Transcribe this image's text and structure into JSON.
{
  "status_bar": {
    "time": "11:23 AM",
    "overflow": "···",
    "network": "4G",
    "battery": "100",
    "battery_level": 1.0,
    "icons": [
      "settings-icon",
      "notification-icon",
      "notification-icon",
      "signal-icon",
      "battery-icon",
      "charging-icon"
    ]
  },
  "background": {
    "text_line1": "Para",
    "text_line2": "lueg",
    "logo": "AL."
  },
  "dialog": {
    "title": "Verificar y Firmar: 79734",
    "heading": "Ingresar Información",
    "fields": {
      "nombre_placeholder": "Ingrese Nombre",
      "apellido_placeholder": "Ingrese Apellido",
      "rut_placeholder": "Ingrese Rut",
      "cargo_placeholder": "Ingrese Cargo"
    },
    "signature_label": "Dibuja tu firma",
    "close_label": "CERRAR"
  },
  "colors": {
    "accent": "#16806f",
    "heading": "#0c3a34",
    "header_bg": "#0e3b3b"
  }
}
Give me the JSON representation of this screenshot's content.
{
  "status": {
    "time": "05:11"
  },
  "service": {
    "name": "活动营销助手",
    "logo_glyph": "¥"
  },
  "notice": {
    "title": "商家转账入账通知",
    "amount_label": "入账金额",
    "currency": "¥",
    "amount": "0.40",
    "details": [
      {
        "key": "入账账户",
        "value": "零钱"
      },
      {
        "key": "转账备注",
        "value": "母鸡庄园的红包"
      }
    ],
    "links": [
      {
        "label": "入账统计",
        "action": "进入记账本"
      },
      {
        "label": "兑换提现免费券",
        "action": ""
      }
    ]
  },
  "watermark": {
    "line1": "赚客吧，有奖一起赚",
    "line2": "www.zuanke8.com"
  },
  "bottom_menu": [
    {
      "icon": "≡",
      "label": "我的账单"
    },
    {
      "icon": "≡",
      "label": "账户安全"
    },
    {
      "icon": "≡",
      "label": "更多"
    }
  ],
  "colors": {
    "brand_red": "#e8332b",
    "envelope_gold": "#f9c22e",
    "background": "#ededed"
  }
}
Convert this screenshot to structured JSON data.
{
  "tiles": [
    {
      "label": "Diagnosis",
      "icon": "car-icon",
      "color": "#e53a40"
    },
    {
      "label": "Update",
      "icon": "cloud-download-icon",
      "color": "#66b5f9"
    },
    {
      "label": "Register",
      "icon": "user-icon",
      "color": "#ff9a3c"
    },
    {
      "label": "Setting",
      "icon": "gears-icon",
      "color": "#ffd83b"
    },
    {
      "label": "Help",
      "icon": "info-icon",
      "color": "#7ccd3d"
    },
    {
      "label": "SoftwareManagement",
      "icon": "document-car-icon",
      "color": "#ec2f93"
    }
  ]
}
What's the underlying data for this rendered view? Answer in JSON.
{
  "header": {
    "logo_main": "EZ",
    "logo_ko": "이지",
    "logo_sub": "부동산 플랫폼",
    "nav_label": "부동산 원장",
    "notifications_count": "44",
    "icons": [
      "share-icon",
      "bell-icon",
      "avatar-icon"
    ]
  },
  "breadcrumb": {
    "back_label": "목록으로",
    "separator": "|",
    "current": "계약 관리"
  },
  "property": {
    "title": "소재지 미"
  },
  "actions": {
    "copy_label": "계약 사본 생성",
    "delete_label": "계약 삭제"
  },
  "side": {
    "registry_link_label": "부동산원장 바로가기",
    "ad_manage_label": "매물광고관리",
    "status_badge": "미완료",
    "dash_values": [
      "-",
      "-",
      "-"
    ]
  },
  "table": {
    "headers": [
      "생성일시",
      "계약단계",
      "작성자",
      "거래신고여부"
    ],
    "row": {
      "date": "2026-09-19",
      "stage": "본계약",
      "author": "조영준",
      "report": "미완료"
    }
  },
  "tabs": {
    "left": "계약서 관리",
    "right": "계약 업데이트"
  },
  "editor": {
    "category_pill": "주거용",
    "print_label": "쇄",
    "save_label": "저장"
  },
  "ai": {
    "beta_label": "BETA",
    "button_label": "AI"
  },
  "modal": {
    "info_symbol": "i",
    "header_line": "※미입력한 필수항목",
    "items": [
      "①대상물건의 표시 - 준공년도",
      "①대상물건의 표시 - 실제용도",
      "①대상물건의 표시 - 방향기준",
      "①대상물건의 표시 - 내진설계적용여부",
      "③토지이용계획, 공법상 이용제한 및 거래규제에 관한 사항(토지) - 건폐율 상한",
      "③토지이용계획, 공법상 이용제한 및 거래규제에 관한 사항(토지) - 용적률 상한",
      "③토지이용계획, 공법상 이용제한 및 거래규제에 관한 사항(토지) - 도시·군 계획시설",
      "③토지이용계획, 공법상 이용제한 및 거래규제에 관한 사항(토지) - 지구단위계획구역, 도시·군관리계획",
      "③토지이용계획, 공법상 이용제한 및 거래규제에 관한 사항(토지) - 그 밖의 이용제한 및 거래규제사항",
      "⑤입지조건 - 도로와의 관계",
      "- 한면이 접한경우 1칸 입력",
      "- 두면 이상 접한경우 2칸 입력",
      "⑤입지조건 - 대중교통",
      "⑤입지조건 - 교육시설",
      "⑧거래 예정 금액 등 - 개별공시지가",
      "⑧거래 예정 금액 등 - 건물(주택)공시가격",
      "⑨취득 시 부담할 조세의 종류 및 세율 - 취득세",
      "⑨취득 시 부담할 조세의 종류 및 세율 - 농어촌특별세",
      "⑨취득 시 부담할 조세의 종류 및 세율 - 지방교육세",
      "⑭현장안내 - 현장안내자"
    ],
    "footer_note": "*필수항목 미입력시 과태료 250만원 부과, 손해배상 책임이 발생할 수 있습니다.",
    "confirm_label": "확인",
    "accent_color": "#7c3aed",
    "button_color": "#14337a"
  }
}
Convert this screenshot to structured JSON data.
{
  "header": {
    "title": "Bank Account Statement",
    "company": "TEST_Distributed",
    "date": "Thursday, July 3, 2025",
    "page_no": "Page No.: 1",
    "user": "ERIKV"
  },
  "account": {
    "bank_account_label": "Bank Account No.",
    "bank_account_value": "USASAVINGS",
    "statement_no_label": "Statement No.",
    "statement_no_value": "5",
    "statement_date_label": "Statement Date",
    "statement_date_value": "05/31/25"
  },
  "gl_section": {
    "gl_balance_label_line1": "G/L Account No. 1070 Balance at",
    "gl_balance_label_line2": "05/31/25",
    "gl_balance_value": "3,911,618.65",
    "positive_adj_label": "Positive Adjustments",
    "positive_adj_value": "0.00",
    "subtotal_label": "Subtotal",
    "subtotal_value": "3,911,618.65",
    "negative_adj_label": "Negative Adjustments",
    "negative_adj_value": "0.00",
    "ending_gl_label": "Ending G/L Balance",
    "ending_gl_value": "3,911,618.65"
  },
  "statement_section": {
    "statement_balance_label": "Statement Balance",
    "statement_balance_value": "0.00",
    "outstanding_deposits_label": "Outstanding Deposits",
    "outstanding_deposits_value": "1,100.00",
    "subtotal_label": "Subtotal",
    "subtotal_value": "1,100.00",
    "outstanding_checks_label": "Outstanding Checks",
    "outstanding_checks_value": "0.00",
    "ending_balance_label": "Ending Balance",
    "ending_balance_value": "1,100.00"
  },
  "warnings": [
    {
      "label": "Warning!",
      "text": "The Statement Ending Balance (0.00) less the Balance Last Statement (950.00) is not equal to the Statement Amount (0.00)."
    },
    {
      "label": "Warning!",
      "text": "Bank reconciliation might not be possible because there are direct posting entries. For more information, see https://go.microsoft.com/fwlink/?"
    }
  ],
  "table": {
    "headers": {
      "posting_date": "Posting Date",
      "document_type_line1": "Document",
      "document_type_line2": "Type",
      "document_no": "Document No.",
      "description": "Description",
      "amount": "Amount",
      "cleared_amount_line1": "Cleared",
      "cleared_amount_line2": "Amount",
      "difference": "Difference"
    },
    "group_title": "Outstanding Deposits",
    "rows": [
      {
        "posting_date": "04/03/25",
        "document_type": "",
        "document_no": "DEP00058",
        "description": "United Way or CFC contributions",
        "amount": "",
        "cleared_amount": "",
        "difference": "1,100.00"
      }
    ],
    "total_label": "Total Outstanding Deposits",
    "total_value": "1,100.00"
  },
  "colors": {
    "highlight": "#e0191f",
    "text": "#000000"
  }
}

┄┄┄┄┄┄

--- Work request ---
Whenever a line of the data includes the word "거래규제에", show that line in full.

--- Task solution ---
      "③토지이용계획, 공법상 이용제한 및 거래규제에 관한 사항(토지) - 건폐율 상한",
      "③토지이용계획, 공법상 이용제한 및 거래규제에 관한 사항(토지) - 용적률 상한",
      "③토지이용계획, 공법상 이용제한 및 거래규제에 관한 사항(토지) - 도시·군 계획시설",
      "③토지이용계획, 공법상 이용제한 및 거래규제에 관한 사항(토지) - 지구단위계획구역, 도시·군관리계획",
      "③토지이용계획, 공법상 이용제한 및 거래규제에 관한 사항(토지) - 그 밖의 이용제한 및 거래규제사항",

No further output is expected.